Some, like Jason Zandberg, speculate that initial recreational marijuana sales will have to be done online and via mail since stocking enough supply for the demand in government dispensaries may not be possible.

Zandberg said, “There will be a shortage initially. My concerns are that if that is used as an excuse to push the date of recreational legalization back, there’s a danger that it slips into the next election cycle and doesn’t actually happen.”

On March 31, Canada had 167,754 registered medical marijuana patients, and they’re already experiencing some supply issues.

To help productivity and prevent continued shortages, Health Canada has pledged to speed up its approval process for growers.

Cam Mingay of Cassels Brock said, “I don’t’ know what anyone can do about it – you can’t force the plants to grow faster.

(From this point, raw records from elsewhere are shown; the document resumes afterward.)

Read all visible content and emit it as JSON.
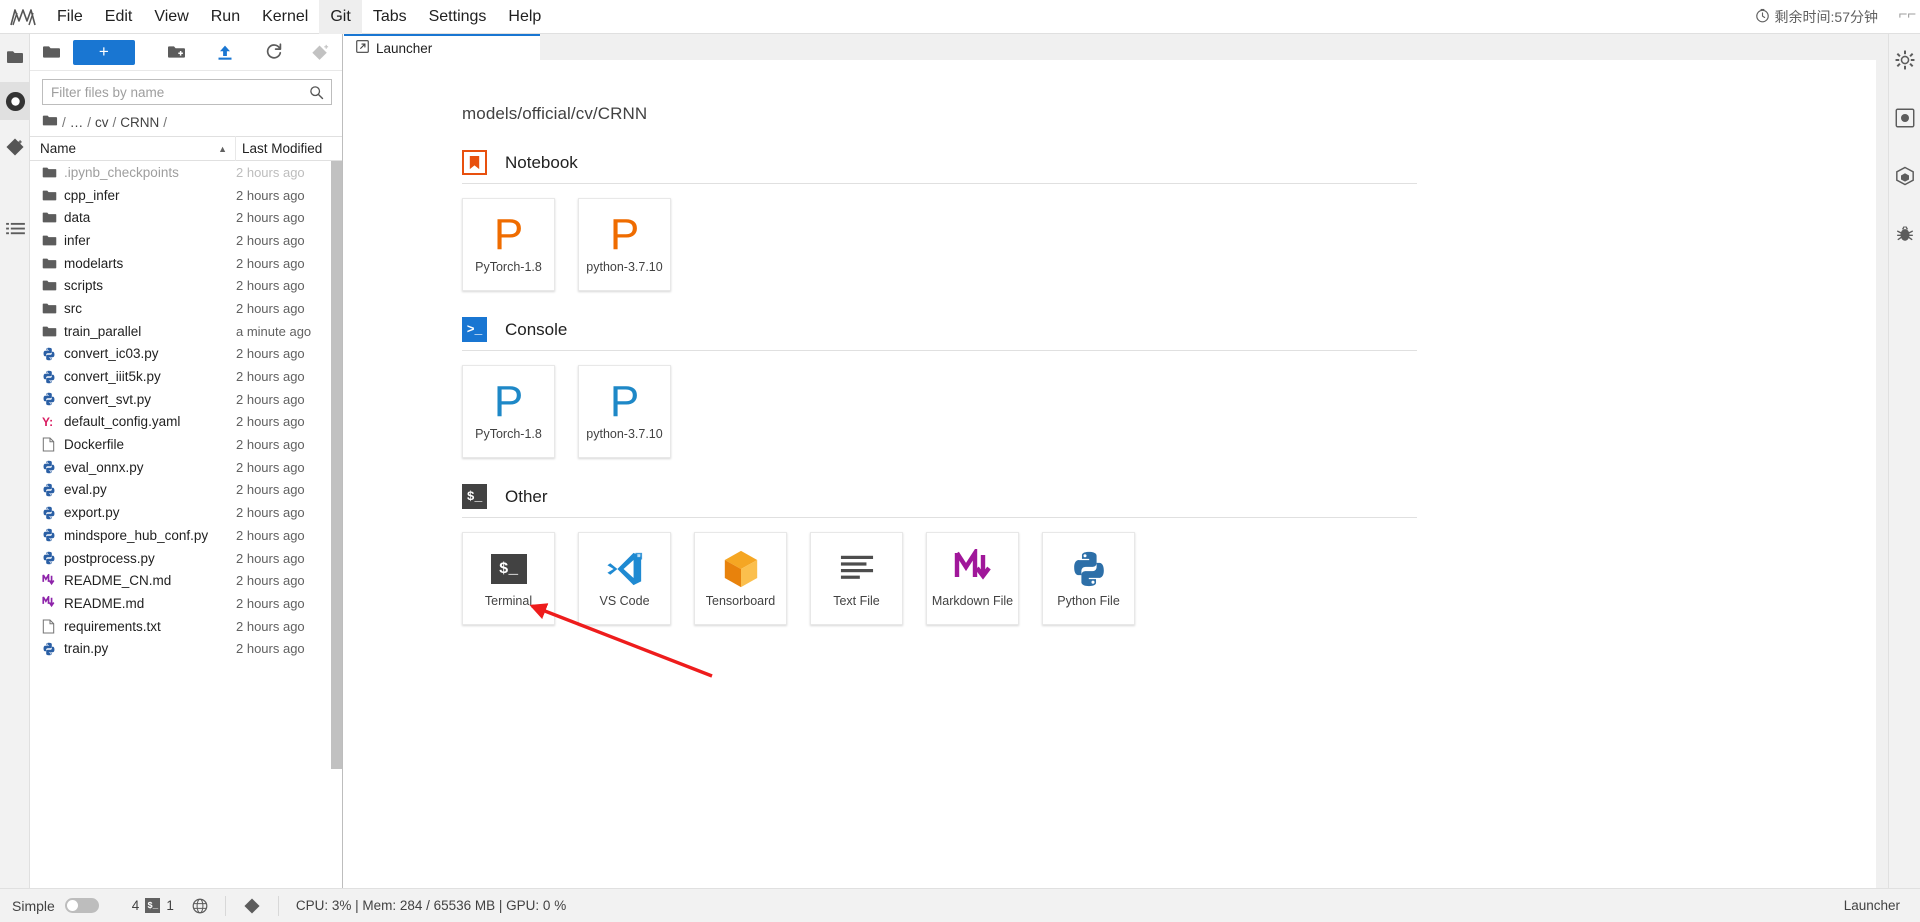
{
  "menu": {
    "logo": "jupyterlab-logo",
    "items": [
      {
        "label": "File"
      },
      {
        "label": "Edit"
      },
      {
        "label": "View"
      },
      {
        "label": "Run"
      },
      {
        "label": "Kernel"
      },
      {
        "label": "Git",
        "active": true
      },
      {
        "label": "Tabs"
      },
      {
        "label": "Settings"
      },
      {
        "label": "Help"
      }
    ],
    "timer": "剩余时间:57分钟"
  },
  "left_rail": {
    "items": [
      {
        "name": "file-browser-icon",
        "selected": false
      },
      {
        "name": "running-terminals-icon",
        "selected": true
      },
      {
        "name": "git-icon",
        "selected": false
      },
      {
        "name": "table-of-contents-icon",
        "selected": false
      }
    ]
  },
  "right_rail": {
    "items": [
      {
        "name": "settings-gear-icon"
      },
      {
        "name": "property-inspector-icon"
      },
      {
        "name": "extensions-icon"
      },
      {
        "name": "debugger-icon"
      }
    ]
  },
  "file_browser": {
    "toolbar": {
      "folder_label": "",
      "new_launcher_label": "+",
      "new_folder_label": "",
      "upload_label": "",
      "refresh_label": "",
      "git_clone_label": ""
    },
    "filter": {
      "placeholder": "Filter files by name",
      "value": ""
    },
    "breadcrumb": [
      "/",
      "…",
      "/",
      "cv",
      "/",
      "CRNN",
      "/"
    ],
    "columns": {
      "name": "Name",
      "last_modified": "Last Modified"
    },
    "sort": "ascending",
    "rows": [
      {
        "name": ".ipynb_checkpoints",
        "modified": "2 hours ago",
        "type": "folder",
        "dim": true
      },
      {
        "name": "cpp_infer",
        "modified": "2 hours ago",
        "type": "folder"
      },
      {
        "name": "data",
        "modified": "2 hours ago",
        "type": "folder"
      },
      {
        "name": "infer",
        "modified": "2 hours ago",
        "type": "folder"
      },
      {
        "name": "modelarts",
        "modified": "2 hours ago",
        "type": "folder"
      },
      {
        "name": "scripts",
        "modified": "2 hours ago",
        "type": "folder"
      },
      {
        "name": "src",
        "modified": "2 hours ago",
        "type": "folder"
      },
      {
        "name": "train_parallel",
        "modified": "a minute ago",
        "type": "folder"
      },
      {
        "name": "convert_ic03.py",
        "modified": "2 hours ago",
        "type": "python"
      },
      {
        "name": "convert_iiit5k.py",
        "modified": "2 hours ago",
        "type": "python"
      },
      {
        "name": "convert_svt.py",
        "modified": "2 hours ago",
        "type": "python"
      },
      {
        "name": "default_config.yaml",
        "modified": "2 hours ago",
        "type": "yaml"
      },
      {
        "name": "Dockerfile",
        "modified": "2 hours ago",
        "type": "file"
      },
      {
        "name": "eval_onnx.py",
        "modified": "2 hours ago",
        "type": "python"
      },
      {
        "name": "eval.py",
        "modified": "2 hours ago",
        "type": "python"
      },
      {
        "name": "export.py",
        "modified": "2 hours ago",
        "type": "python"
      },
      {
        "name": "mindspore_hub_conf.py",
        "modified": "2 hours ago",
        "type": "python"
      },
      {
        "name": "postprocess.py",
        "modified": "2 hours ago",
        "type": "python"
      },
      {
        "name": "README_CN.md",
        "modified": "2 hours ago",
        "type": "markdown"
      },
      {
        "name": "README.md",
        "modified": "2 hours ago",
        "type": "markdown"
      },
      {
        "name": "requirements.txt",
        "modified": "2 hours ago",
        "type": "file"
      },
      {
        "name": "train.py",
        "modified": "2 hours ago",
        "type": "python"
      }
    ]
  },
  "main": {
    "tabs": [
      {
        "label": "Launcher",
        "icon": "launcher-icon",
        "active": true
      }
    ],
    "launcher": {
      "cwd": "models/official/cv/CRNN",
      "sections": [
        {
          "title": "Notebook",
          "icon": "notebook-icon",
          "icon_color": "#e8500e",
          "cards": [
            {
              "label": "PyTorch-1.8",
              "icon": "kernel-letter-P",
              "color": "#ef6c00"
            },
            {
              "label": "python-3.7.10",
              "icon": "kernel-letter-P",
              "color": "#ef6c00"
            }
          ]
        },
        {
          "title": "Console",
          "icon": "console-icon",
          "icon_color": "#1976d2",
          "icon_text": ">_",
          "cards": [
            {
              "label": "PyTorch-1.8",
              "icon": "kernel-letter-P",
              "color": "#1e88c7"
            },
            {
              "label": "python-3.7.10",
              "icon": "kernel-letter-P",
              "color": "#1e88c7"
            }
          ]
        },
        {
          "title": "Other",
          "icon": "terminal-icon",
          "icon_color": "#424242",
          "icon_text": "$_",
          "cards": [
            {
              "label": "Terminal",
              "icon": "terminal-icon"
            },
            {
              "label": "VS Code",
              "icon": "vscode-icon"
            },
            {
              "label": "Tensorboard",
              "icon": "tensorboard-icon"
            },
            {
              "label": "Text File",
              "icon": "text-file-icon"
            },
            {
              "label": "Markdown File",
              "icon": "markdown-file-icon"
            },
            {
              "label": "Python File",
              "icon": "python-file-icon"
            }
          ]
        }
      ]
    }
  },
  "annotation": {
    "arrow_color": "#ee1c1c",
    "points_to": "Terminal"
  },
  "statusbar": {
    "mode_label": "Simple",
    "mode_on": false,
    "kernel_count": "4",
    "terminal_count": "1",
    "terminal_badge": "$_",
    "globe_icon": "globe-icon",
    "git_icon": "git-icon",
    "resources": "CPU: 3% | Mem: 284 / 65536 MB | GPU: 0 %",
    "right_label": "Launcher"
  }
}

You could approve 50 more tomorrow, and realistically they could probably be in production by the end of 2018 in any meaningful capacity.”

The rushing to approve licenses may still not make enough product available for the demand. Some provinces, as far as creating regulations are concerned, are further ahead than others, which is also a factor.

The U.S. Has More Marijuana Industry Workers Than Dental Hygienists

Budtenders

The Marijuana Business Factbook reports that there are more people working in the legal marijuana industry than as dental hygienists.  It is estimated that there are between 165,000 – 235,000 marijuana industry workers nationally, and about 200,000 dental hygienists.

These industry employment figures include all aspects of the marijuana industry, such as lab techs, infusion product employees, retail/dispensary employees and those working in wholesale, according to Newsweek. Ancillary company workers are “a sizeable portion of the revenue from the marijuana industry,” and were therefore included as part of the data.

Standardized industry data is not available due to marijuana’s federal status.

A recent study found that Washington state marijuana industry employees make $16 per hour on average. Marijuana industry businesses prefer to pay better than other industries in order to retain their workforce.

It was estimated in January that there were more than 122,814 full-time marijuana industry jobs at the beginning of 2017. As many more states have implemented marijuana laws or increased access this number has increased.

CNBC estimates that there could be upwards of 250,000 new marijuana industry positions filled by 2020. The states implementing new recreational marijuana laws, like Nevada, will help fuel the spike in job creation.

Photo: Potent